Whenever the word "true" turns up in a line below, that line should be copied.

[Data records for software interfaces]
══════════════════════════════
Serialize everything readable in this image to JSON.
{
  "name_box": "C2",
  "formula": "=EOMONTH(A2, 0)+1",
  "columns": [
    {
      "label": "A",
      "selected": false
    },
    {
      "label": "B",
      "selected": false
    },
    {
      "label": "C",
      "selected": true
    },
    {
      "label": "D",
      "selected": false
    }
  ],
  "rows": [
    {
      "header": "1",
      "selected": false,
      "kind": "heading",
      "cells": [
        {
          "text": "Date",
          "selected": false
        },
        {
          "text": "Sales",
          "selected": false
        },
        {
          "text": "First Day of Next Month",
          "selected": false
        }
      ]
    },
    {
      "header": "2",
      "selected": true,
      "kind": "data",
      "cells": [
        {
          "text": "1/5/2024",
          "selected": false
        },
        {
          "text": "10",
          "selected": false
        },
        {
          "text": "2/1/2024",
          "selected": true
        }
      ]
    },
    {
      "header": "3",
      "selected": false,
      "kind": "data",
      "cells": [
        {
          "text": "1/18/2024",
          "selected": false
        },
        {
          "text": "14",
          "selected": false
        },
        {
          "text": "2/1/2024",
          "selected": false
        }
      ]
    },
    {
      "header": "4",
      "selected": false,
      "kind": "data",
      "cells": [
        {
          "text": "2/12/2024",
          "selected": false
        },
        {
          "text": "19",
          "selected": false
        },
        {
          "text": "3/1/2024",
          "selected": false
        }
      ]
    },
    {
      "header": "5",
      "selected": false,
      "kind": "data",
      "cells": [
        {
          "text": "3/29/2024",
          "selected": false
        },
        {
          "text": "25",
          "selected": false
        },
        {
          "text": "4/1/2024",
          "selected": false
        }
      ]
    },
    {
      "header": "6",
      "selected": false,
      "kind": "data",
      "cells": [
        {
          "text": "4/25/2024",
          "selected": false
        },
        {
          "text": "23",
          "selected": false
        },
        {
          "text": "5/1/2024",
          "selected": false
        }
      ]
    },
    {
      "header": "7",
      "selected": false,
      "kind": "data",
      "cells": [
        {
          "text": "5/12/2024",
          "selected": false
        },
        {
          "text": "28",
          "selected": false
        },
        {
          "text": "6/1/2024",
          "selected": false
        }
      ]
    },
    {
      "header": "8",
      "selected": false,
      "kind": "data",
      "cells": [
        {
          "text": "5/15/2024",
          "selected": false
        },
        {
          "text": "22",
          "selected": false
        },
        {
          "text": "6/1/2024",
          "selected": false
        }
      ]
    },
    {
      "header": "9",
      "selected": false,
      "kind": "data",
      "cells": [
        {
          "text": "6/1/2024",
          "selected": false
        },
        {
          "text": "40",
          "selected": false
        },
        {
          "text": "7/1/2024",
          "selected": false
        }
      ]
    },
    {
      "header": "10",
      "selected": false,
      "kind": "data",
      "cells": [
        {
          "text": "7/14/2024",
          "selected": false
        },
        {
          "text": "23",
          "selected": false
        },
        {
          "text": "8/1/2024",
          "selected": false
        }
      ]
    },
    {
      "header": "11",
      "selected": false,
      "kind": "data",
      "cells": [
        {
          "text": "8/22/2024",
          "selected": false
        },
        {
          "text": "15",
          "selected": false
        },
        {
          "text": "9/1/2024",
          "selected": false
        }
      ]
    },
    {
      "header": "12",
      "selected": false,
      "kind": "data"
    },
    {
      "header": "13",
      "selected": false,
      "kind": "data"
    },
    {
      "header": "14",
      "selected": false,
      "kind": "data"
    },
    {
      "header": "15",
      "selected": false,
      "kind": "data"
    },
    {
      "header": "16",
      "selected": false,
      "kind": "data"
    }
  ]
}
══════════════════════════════
**The answer:**
      "selected": true
      "selected": true,
          "selected": true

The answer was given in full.